> **ACTIVITY**
A complete answer includes every line below with the word "title".

Data records for software interfaces:
---
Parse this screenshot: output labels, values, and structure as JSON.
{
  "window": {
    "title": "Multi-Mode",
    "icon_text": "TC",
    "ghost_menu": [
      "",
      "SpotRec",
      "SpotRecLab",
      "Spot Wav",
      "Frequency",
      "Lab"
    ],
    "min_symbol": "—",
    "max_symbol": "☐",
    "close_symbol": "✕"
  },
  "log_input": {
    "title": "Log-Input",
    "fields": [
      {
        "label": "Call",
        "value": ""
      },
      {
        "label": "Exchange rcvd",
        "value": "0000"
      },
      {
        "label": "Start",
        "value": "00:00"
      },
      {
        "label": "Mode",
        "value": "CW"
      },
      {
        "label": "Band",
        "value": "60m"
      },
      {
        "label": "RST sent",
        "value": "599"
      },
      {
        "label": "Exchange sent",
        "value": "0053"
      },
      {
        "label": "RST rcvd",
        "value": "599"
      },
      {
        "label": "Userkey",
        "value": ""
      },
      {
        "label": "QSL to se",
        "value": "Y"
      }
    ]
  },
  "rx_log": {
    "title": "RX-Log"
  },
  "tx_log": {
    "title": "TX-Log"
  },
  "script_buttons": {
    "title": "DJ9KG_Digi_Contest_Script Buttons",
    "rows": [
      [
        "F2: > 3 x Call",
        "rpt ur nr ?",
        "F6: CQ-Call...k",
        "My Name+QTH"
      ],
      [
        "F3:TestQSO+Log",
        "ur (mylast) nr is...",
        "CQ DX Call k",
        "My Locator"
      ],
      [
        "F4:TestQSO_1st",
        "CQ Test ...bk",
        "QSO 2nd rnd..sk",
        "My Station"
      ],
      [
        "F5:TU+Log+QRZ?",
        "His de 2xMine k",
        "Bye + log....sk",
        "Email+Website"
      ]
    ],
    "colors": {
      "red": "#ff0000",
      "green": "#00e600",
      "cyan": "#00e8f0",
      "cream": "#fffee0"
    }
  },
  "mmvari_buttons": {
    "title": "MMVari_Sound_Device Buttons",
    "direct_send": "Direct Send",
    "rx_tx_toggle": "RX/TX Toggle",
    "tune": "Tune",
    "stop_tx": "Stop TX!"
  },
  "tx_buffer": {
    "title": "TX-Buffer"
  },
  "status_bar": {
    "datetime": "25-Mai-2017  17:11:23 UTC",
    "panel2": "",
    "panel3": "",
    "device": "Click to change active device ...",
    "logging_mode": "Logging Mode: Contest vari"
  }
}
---
> **REPLY**
    "title": "Multi-Mode",
    "title": "Log-Input",
    "title": "RX-Log"
    "title": "TX-Log"
    "title": "DJ9KG_Digi_Contest_Script Buttons",
    "title": "MMVari_Sound_Device Buttons",
    "title": "TX-Buffer"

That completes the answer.